13.3 Smuggling on the Moon: the Sieger covers

Scott, Worden and Irwin, the crew of the Apollo 15 flight (Figure 13.3-1), secretly took to the Moon, in one of Scott’s spacesuit pockets, 398 postmarked envelopes in addition to the 243 authorized by NASA for commemorative philatelical purposes.

Figure 13.3-1. David Scott, Alfred Worden and James Irwin with the subsatellite that they placed in lunar orbit during Apollo 15. NASA photo AP15-S71-22401.

They did this on behalf of H. Walter Eiermann, who in turn was working for a German stamp collector, Hermann Sieger. The agreement was that one hundred of these undeclared envelopes (known as covers by collectors) would be sold by the astronauts to Eiermann for 7,000 dollars, deposited on a foreign account for each astronaut, while the other 298 would be kept by the crew as souvenirs. The agreement also included the provision that the Eiermann/Sieger covers would not be sold until the Apollo program was over.

Figure 13.3-2. A picture of one of the envelopes taken to the Moon by Apollo 15. Credit: Wikimedia.

Eiermann, however, sold his covers to Sieger, who put them on public sale shortly after the Apollo 15 flight. This led to a public scandal and a congressional inquiry that also involved Jack Swigert (Apollo 13), as financial gain from the flights by the Apollo crews was not permitted. The Apollo 15 crew returned their 7,000 dollars, but Swigert, Scott and Worden were removed from service as astronauts and Irwin left NASA to start religious preaching.

It should be noted that NASA wrote rules regarding what astronauts could take with them to space, and made it clear that flown items could not be sold but only donated, only after this incident.

These rules were strikingly different from the treatment reserved for Mercury astronauts, who were allowed to share a 500,000-dollar contract for exclusive coverage by the Time-Life magazine group.

Figure 13.3-3. A letter from the DeOrsey and Thompson law office, giving the first installment from Life Magazine to the seven Mercury astronauts in 1960. Credit: Icollector.

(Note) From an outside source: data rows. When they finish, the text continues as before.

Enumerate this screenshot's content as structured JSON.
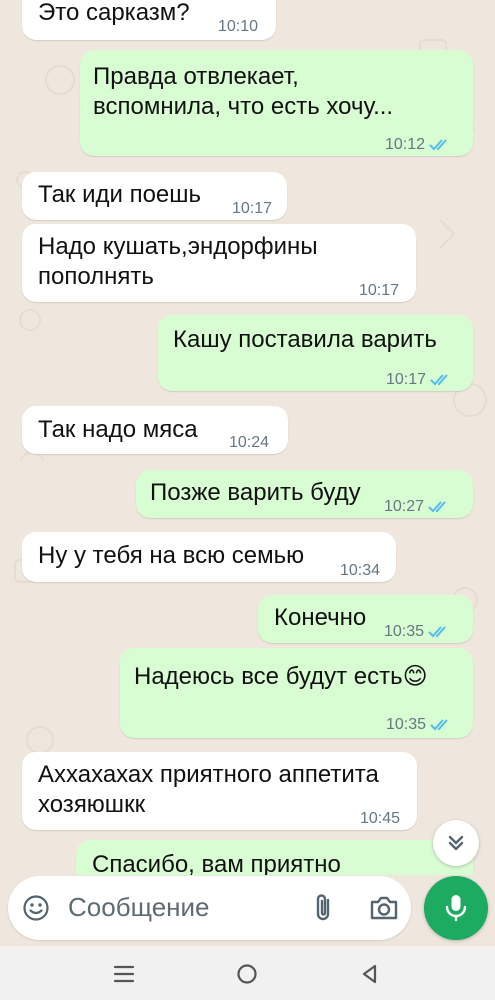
{
  "messages": [
    {
      "dir": "in",
      "text": "Это сарказм?",
      "time": "10:10"
    },
    {
      "dir": "out",
      "text": "Правда отвлекает,\nвспомнила, что есть хочу...",
      "time": "10:12",
      "read": true
    },
    {
      "dir": "in",
      "text": "Так иди поешь",
      "time": "10:17"
    },
    {
      "dir": "in",
      "text": "Надо кушать,эндорфины\nпополнять",
      "time": "10:17"
    },
    {
      "dir": "out",
      "text": "Кашу поставила варить",
      "time": "10:17",
      "read": true
    },
    {
      "dir": "in",
      "text": "Так надо мяса",
      "time": "10:24"
    },
    {
      "dir": "out",
      "text": "Позже варить буду",
      "time": "10:27",
      "read": true
    },
    {
      "dir": "in",
      "text": "Ну у тебя на всю семью",
      "time": "10:34"
    },
    {
      "dir": "out",
      "text": "Конечно",
      "time": "10:35",
      "read": true
    },
    {
      "dir": "out",
      "text": "Надеюсь все будут есть😊",
      "time": "10:35",
      "read": true
    },
    {
      "dir": "in",
      "text": "Аххахахах приятного аппетита\nхозяюшкк",
      "time": "10:45"
    },
    {
      "dir": "out",
      "text": "Спасибо, вам приятно",
      "time": "",
      "read": false
    }
  ],
  "composer": {
    "placeholder": "Сообщение"
  },
  "colors": {
    "outgoing": "#d9fdd3",
    "incoming": "#ffffff",
    "read_ticks": "#53bdeb",
    "accent": "#1daa61",
    "background": "#efe7dd"
  },
  "icons": [
    "emoji-icon",
    "attach-icon",
    "camera-icon",
    "mic-icon",
    "scroll-down-icon",
    "nav-menu-icon",
    "nav-home-icon",
    "nav-back-icon"
  ]
}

Moreover, although it is commonly believed that Apollo astronauts were generously paid for their spaceflights, in actual fact they only received standard military salaries. Accordingly, they often tried to provide some kind of financial security to their families in case of death, for example by signing items which would be auctioned off to collectors by their spouses. If they survived, they could receive consulting fees, be paid for public appearances or sell their autobiographies, but only after retiring from active service.